Now that you've signed with Relapse, can we expect albums to come out a bit faster? How has the label been treating you?
Well, the consecutive albums to "Epitaph" will come out faster, but that's nothing to do with the label... more with a steady line-up, which we fortunately have right now. Relapse has been treating us well. We're satisfied so far. It's just that we still have to get more attention before we can expect a higher priority.
Are there any tour plans in the works now that "Epitaph" is out? Do any of those plans involve making your way across the ocean and into the US?
Definitely. Sometime early next year.
Do you ever feel like changing the band's name? It's very cliche and with so many other 'Necro' bands out there, I've known people that confused you guys with other bands (Necrophagia most of the time) when I'm telling them to check you guys out. Besides, abnormal music deserves an abnormal moniker.
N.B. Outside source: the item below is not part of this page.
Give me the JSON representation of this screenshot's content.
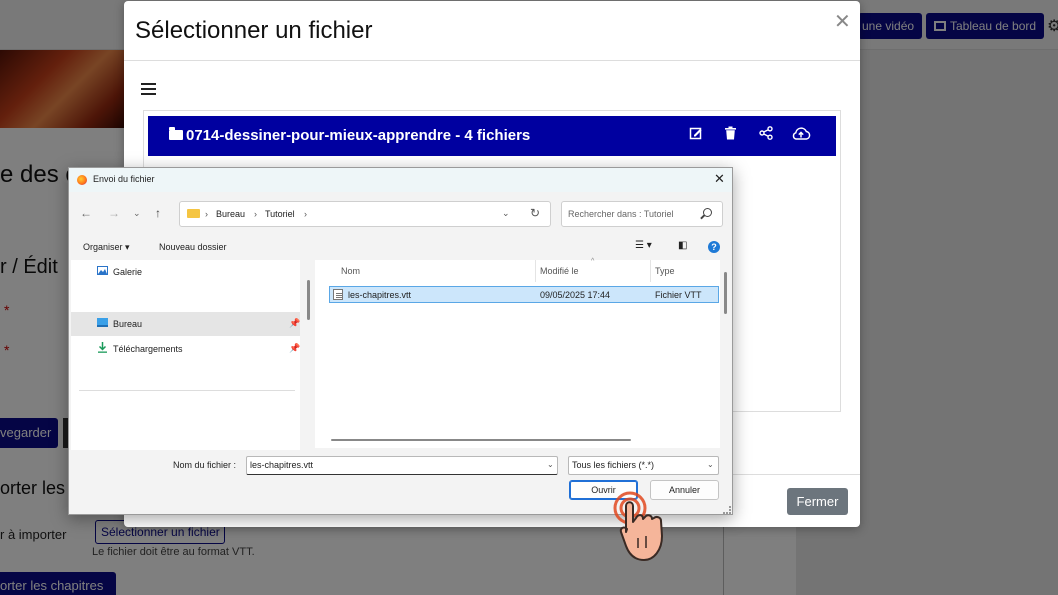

Maybe you're right. What should we do? We have been with that name since the beginning which is over a decade right now. When we chose the band name, there certainly haven't been that many bands with a 'Necro' in the name as there are today. So you better make sure people know the difference.
This question begs to be asked: how did come to be so good at guitar? When did you start playing? Do you have any formal training? Who would you say are the biggest influences on your playing?
I don't know why I have the level of playing I have right now, whether it's good or not. I started playing when I started Necrophagist... a little bit more than a decade ago. I don't have any formal training, nor did I have lessons. My biggest influence when it comes to soloing is maybe Malmsteen. Regarding riffing technique, I'd say I pretty much have my own style.
What made you choose death metal? Most guitarists of your skill level are overlooked as extreme metal musicians, by fellow non-metal musicians who won't listen because this style can be rough on the ears to them.
That's been the music I was listening to when I started the band. Death metal has been so extreme back then, maybe the most extreme one. And since I myself am an extreme person in decisions, this is quite naturally a given to play this style.
In your opinion, who are the Kings of Metal? Why?
I don't know. I don't believe in monarchy.
Would you ever consider a cover on an album, or live? Which song, metal or non-metal, would like to cover as a band? Why?
We used to play Death's "Crystal Mountain" on our shows, but we do not to intend to play any cover, be it live or in studio, in the near future. Well, we intend to cover a classical piece on the next album.
Any last words?
Thanks for the interview. Anybody who wants to do me something good buy me a pizza.
Review of Onset Of Putrefaction and Epitaph from digitalmetal.com
- This one is pretty funny, but very accurate.
Review of Epitaph from allmusic.com
- All Music Guide is usually 100% accurate 99% of the time, but I think they passed judgment on this album. A mere 4 stars out of 5 just seems like an insult.